What Happens If You Don't Have Enough Carbohydrates?

Too few carbohydrates in the diet causes an energy deficit that forces the body to break down stored energy and seek energy from less desirable foods, which can trigger unwanted side effects. According to MedlinePlus, carbohydrates are the body's predominant source of glucose, which provides the fuel required by all of the body's cells.

MedlinePlus states that when low carbohydrate intake results in low calorie intake, the condition is considered a form of malnutrition. Some people with inadequate carbohydrate intake are able to maintain their calorie intake, but they often seek out fat-laden foods to sustain energy levels. Consuming too many high-fat, low-calorie foods is associated with weight gain and obesity. MedlinePlus recommends that individuals receive 40 to 60 percent of their total caloric intake from carbohydrates.

According to the Mayo Clinic, regularly limiting carbohydrates in the diet leads to undesirable side effects, including headache, fatigue, weakness and dizziness. Over time, it may also lead to nutritional deficiencies, since carbohydrates provide most of the body's essential vitamins and minerals. The Mayo Clinic warns that eating fewer than 20 grams of carbohydrates a day triggers ketosis, a condition in which stored fats are broken down to provide glucose. Ketones are a by-product of fat breakdown and buildup in the body that result in mental fatigue and bad breath.
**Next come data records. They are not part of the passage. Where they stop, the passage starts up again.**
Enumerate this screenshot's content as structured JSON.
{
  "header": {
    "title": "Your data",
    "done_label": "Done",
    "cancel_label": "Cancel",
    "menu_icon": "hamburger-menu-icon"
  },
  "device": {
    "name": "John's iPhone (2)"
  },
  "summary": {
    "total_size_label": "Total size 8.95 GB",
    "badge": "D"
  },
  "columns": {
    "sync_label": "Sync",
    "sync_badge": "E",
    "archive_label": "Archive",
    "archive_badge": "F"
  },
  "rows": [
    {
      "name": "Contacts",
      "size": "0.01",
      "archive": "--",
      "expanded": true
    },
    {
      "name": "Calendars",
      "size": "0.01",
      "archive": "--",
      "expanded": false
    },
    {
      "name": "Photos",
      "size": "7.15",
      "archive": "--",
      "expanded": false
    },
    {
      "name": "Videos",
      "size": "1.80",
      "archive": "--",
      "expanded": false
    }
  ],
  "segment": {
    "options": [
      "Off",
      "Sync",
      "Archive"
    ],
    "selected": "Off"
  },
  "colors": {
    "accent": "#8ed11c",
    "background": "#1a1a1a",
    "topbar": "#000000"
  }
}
A diet that provides fewer than 50 grams of carbohydrates per day is often called a ketogenic diet. Individuals on ketogenic diets consume a lot of vegetables, a lot of fat and moderate levels of protein. They avoid carbohydrate-rich foods, such as grains, starchy vegetables and sweet fruits.